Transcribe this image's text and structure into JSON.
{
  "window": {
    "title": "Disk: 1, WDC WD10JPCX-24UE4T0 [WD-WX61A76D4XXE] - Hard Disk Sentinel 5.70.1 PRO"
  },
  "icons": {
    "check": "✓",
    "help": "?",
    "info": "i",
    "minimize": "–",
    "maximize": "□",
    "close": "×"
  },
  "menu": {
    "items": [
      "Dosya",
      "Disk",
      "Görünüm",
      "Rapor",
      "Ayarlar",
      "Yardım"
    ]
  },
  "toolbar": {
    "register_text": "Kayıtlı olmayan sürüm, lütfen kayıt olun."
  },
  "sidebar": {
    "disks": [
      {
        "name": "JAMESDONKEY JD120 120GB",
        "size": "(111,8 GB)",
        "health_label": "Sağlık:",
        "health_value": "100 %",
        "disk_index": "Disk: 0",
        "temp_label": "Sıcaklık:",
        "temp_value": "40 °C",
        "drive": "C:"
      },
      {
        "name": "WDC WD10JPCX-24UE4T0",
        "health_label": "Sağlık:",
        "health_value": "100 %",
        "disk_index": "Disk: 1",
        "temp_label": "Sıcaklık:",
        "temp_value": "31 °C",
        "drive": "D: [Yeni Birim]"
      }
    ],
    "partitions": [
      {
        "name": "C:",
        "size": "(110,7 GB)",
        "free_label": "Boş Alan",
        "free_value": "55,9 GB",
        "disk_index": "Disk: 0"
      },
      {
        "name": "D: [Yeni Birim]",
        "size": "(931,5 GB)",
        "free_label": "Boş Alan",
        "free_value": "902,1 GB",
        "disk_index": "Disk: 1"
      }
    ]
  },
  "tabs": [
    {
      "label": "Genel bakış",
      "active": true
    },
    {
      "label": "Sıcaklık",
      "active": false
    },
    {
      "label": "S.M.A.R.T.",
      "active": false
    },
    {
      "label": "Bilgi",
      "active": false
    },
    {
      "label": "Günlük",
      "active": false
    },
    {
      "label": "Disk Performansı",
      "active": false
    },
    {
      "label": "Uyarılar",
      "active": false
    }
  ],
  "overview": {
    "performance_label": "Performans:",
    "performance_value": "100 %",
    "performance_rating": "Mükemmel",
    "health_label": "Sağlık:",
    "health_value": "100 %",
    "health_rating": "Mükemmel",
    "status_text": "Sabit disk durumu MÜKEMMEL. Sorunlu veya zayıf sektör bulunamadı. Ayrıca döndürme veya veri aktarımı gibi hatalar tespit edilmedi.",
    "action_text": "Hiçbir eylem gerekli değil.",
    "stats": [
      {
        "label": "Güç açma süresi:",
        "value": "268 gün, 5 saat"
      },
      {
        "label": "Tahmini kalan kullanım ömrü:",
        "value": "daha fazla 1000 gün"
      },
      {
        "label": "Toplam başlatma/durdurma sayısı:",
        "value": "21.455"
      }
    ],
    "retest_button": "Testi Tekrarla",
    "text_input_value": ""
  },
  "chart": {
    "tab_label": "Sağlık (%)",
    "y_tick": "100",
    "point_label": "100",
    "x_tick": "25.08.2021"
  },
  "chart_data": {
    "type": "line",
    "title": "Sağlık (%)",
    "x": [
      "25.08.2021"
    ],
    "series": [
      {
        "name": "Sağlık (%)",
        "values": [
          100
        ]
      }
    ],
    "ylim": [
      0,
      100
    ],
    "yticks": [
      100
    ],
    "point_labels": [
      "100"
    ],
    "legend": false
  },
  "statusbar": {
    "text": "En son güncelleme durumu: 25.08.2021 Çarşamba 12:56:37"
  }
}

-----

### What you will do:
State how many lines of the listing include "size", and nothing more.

### Written reply:
3